## What to do
Among the records, which lines include "Policy"? List them.

***** Source material

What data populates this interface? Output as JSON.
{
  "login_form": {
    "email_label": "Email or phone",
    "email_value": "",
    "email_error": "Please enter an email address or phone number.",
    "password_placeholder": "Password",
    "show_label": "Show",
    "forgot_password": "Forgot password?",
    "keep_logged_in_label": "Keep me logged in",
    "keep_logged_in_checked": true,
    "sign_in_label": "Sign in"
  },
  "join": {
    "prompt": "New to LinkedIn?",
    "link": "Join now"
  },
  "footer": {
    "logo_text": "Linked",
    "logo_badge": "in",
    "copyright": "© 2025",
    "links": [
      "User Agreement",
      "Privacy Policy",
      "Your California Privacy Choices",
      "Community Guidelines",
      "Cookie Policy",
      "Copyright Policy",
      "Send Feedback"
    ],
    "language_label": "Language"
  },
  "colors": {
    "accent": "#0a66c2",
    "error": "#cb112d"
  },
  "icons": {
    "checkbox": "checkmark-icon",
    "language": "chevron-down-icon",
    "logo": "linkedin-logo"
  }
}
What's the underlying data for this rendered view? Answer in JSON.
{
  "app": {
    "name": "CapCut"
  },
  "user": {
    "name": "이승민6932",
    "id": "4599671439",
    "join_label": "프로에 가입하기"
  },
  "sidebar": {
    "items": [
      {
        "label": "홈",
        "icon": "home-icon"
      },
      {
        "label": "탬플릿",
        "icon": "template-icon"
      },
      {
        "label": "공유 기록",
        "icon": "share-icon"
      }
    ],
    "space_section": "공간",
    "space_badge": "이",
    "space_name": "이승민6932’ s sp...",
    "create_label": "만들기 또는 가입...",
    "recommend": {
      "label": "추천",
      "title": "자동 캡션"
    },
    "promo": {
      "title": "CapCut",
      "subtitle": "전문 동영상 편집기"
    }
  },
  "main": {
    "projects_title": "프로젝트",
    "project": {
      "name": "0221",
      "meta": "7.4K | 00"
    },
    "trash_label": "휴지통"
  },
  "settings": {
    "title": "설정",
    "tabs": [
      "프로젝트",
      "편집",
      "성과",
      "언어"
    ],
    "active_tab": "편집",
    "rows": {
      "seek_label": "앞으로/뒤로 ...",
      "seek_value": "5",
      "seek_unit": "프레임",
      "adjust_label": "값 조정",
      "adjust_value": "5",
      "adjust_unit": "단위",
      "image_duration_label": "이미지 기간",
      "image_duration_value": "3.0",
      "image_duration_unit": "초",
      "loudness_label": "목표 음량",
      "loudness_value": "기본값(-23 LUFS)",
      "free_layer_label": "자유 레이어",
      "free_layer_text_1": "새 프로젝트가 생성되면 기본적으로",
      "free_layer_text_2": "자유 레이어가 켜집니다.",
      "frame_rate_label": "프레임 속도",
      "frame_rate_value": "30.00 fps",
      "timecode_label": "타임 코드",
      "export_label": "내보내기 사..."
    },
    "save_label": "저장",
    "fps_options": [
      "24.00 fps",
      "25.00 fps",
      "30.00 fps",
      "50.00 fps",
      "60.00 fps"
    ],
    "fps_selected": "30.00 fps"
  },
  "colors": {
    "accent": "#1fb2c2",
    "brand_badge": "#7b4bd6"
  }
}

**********

## Result of this exercise
      "Privacy Policy",
      "Cookie Policy",
      "Copyright Policy",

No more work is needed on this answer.